Your instructions:
Repeat all of the records verbatim.

Listed records:
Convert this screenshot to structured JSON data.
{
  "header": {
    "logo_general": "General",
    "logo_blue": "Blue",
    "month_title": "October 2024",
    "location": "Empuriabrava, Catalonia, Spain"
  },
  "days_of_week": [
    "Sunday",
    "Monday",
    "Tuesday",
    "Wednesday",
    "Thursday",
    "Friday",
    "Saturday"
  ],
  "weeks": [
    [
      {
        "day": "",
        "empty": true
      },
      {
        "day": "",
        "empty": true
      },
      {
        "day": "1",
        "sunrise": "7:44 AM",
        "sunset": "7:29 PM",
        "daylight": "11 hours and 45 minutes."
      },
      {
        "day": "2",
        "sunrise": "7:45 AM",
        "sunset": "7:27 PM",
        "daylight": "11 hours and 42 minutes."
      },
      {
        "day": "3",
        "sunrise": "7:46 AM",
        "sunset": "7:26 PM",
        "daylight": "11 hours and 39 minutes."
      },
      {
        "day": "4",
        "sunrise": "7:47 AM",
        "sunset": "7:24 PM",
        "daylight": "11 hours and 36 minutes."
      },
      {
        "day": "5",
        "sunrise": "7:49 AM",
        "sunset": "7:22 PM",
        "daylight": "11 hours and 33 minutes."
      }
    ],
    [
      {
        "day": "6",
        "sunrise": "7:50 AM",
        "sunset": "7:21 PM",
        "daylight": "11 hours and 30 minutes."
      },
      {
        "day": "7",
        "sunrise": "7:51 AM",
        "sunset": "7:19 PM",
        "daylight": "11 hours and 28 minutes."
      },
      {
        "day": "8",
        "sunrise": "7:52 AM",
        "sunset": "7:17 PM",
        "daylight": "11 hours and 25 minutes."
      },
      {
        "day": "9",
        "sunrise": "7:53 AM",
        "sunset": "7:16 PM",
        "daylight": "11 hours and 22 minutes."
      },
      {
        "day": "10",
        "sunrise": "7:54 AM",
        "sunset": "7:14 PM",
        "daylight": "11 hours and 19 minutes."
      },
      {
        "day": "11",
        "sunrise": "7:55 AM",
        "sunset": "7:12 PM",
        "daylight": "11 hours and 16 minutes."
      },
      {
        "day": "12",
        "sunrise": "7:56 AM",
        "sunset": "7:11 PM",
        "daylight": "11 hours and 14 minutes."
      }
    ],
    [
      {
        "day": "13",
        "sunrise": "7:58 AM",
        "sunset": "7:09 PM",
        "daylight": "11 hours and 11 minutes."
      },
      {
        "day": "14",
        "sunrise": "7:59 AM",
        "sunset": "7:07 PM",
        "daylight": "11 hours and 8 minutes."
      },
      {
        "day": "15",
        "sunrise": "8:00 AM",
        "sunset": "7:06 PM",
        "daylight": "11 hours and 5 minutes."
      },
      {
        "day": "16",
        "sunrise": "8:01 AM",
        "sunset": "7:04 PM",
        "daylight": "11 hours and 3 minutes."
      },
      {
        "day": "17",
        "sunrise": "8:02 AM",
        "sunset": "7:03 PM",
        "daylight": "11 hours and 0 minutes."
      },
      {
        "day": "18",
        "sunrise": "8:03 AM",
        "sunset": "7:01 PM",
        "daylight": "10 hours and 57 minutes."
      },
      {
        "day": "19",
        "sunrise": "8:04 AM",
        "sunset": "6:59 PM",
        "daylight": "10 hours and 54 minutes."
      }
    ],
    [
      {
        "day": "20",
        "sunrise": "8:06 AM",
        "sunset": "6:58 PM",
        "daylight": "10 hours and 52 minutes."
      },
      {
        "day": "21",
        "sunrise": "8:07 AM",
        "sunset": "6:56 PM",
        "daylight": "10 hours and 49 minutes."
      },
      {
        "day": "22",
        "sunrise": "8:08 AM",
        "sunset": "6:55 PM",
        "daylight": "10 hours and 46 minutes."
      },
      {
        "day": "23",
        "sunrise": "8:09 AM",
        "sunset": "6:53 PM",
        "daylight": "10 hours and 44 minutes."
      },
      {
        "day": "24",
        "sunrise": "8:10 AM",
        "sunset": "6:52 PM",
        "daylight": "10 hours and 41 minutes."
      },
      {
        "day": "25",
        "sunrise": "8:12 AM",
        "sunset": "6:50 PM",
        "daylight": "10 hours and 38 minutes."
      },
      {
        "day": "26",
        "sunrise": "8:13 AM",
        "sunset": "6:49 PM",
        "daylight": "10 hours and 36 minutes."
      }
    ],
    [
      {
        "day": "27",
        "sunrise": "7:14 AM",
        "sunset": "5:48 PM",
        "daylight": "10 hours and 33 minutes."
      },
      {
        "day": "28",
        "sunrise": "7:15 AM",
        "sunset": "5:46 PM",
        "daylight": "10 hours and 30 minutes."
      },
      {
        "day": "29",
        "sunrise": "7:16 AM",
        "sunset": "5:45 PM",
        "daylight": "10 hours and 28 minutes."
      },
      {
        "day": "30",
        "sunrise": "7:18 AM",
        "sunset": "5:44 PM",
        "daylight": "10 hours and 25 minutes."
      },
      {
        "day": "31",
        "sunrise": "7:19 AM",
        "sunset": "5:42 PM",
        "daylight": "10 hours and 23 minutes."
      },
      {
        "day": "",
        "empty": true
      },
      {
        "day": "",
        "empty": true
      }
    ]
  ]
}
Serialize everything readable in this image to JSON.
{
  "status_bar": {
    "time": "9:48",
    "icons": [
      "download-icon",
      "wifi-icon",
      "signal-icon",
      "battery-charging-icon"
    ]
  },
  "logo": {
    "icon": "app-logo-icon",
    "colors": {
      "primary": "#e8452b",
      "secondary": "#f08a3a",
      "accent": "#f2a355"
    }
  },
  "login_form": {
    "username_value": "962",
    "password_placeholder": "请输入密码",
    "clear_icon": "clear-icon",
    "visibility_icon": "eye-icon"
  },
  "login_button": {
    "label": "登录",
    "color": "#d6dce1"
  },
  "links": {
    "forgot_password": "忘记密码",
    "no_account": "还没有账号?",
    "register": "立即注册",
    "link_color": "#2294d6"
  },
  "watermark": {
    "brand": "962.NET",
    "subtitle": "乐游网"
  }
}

Problem solution:
Convert this screenshot to structured JSON data.
{
  "header": {
    "logo_general": "General",
    "logo_blue": "Blue",
    "month_title": "October 2024",
    "location": "Empuriabrava, Catalonia, Spain"
  },
  "days_of_week": [
    "Sunday",
    "Monday",
    "Tuesday",
    "Wednesday",
    "Thursday",
    "Friday",
    "Saturday"
  ],
  "weeks": [
    [
      {
        "day": "",
        "empty": true
      },
      {
        "day": "",
        "empty": true
      },
      {
        "day": "1",
        "sunrise": "7:44 AM",
        "sunset": "7:29 PM",
        "daylight": "11 hours and 45 minutes."
      },
      {
        "day": "2",
        "sunrise": "7:45 AM",
        "sunset": "7:27 PM",
        "daylight": "11 hours and 42 minutes."
      },
      {
        "day": "3",
        "sunrise": "7:46 AM",
        "sunset": "7:26 PM",
        "daylight": "11 hours and 39 minutes."
      },
      {
        "day": "4",
        "sunrise": "7:47 AM",
        "sunset": "7:24 PM",
        "daylight": "11 hours and 36 minutes."
      },
      {
        "day": "5",
        "sunrise": "7:49 AM",
        "sunset": "7:22 PM",
        "daylight": "11 hours and 33 minutes."
      }
    ],
    [
      {
        "day": "6",
        "sunrise": "7:50 AM",
        "sunset": "7:21 PM",
        "daylight": "11 hours and 30 minutes."
      },
      {
        "day": "7",
        "sunrise": "7:51 AM",
        "sunset": "7:19 PM",
        "daylight": "11 hours and 28 minutes."
      },
      {
        "day": "8",
        "sunrise": "7:52 AM",
        "sunset": "7:17 PM",
        "daylight": "11 hours and 25 minutes."
      },
      {
        "day": "9",
        "sunrise": "7:53 AM",
        "sunset": "7:16 PM",
        "daylight": "11 hours and 22 minutes."
      },
      {
        "day": "10",
        "sunrise": "7:54 AM",
        "sunset": "7:14 PM",
        "daylight": "11 hours and 19 minutes."
      },
      {
        "day": "11",
        "sunrise": "7:55 AM",
        "sunset": "7:12 PM",
        "daylight": "11 hours and 16 minutes."
      },
      {
        "day": "12",
        "sunrise": "7:56 AM",
        "sunset": "7:11 PM",
        "daylight": "11 hours and 14 minutes."
      }
    ],
    [
      {
        "day": "13",
        "sunrise": "7:58 AM",
        "sunset": "7:09 PM",
        "daylight": "11 hours and 11 minutes."
      },
      {
        "day": "14",
        "sunrise": "7:59 AM",
        "sunset": "7:07 PM",
        "daylight": "11 hours and 8 minutes."
      },
      {
        "day": "15",
        "sunrise": "8:00 AM",
        "sunset": "7:06 PM",
        "daylight": "11 hours and 5 minutes."
      },
      {
        "day": "16",
        "sunrise": "8:01 AM",
        "sunset": "7:04 PM",
        "daylight": "11 hours and 3 minutes."
      },
      {
        "day": "17",
        "sunrise": "8:02 AM",
        "sunset": "7:03 PM",
        "daylight": "11 hours and 0 minutes."
      },
      {
        "day": "18",
        "sunrise": "8:03 AM",
        "sunset": "7:01 PM",
        "daylight": "10 hours and 57 minutes."
      },
      {
        "day": "19",
        "sunrise": "8:04 AM",
        "sunset": "6:59 PM",
        "daylight": "10 hours and 54 minutes."
      }
    ],
    [
      {
        "day": "20",
        "sunrise": "8:06 AM",
        "sunset": "6:58 PM",
        "daylight": "10 hours and 52 minutes."
      },
      {
        "day": "21",
        "sunrise": "8:07 AM",
        "sunset": "6:56 PM",
        "daylight": "10 hours and 49 minutes."
      },
      {
        "day": "22",
        "sunrise": "8:08 AM",
        "sunset": "6:55 PM",
        "daylight": "10 hours and 46 minutes."
      },
      {
        "day": "23",
        "sunrise": "8:09 AM",
        "sunset": "6:53 PM",
        "daylight": "10 hours and 44 minutes."
      },
      {
        "day": "24",
        "sunrise": "8:10 AM",
        "sunset": "6:52 PM",
        "daylight": "10 hours and 41 minutes."
      },
      {
        "day": "25",
        "sunrise": "8:12 AM",
        "sunset": "6:50 PM",
        "daylight": "10 hours and 38 minutes."
      },
      {
        "day": "26",
        "sunrise": "8:13 AM",
        "sunset": "6:49 PM",
        "daylight": "10 hours and 36 minutes."
      }
    ],
    [
      {
        "day": "27",
        "sunrise": "7:14 AM",
        "sunset": "5:48 PM",
        "daylight": "10 hours and 33 minutes."
      },
      {
        "day": "28",
        "sunrise": "7:15 AM",
        "sunset": "5:46 PM",
        "daylight": "10 hours and 30 minutes."
      },
      {
        "day": "29",
        "sunrise": "7:16 AM",
        "sunset": "5:45 PM",
        "daylight": "10 hours and 28 minutes."
      },
      {
        "day": "30",
        "sunrise": "7:18 AM",
        "sunset": "5:44 PM",
        "daylight": "10 hours and 25 minutes."
      },
      {
        "day": "31",
        "sunrise": "7:19 AM",
        "sunset": "5:42 PM",
        "daylight": "10 hours and 23 minutes."
      },
      {
        "day": "",
        "empty": true
      },
      {
        "day": "",
        "empty": true
      }
    ]
  ]
}
Serialize everything readable in this image to JSON.
{
  "status_bar": {
    "time": "9:48",
    "icons": [
      "download-icon",
      "wifi-icon",
      "signal-icon",
      "battery-charging-icon"
    ]
  },
  "logo": {
    "icon": "app-logo-icon",
    "colors": {
      "primary": "#e8452b",
      "secondary": "#f08a3a",
      "accent": "#f2a355"
    }
  },
  "login_form": {
    "username_value": "962",
    "password_placeholder": "请输入密码",
    "clear_icon": "clear-icon",
    "visibility_icon": "eye-icon"
  },
  "login_button": {
    "label": "登录",
    "color": "#d6dce1"
  },
  "links": {
    "forgot_password": "忘记密码",
    "no_account": "还没有账号?",
    "register": "立即注册",
    "link_color": "#2294d6"
  },
  "watermark": {
    "brand": "962.NET",
    "subtitle": "乐游网"
  }
}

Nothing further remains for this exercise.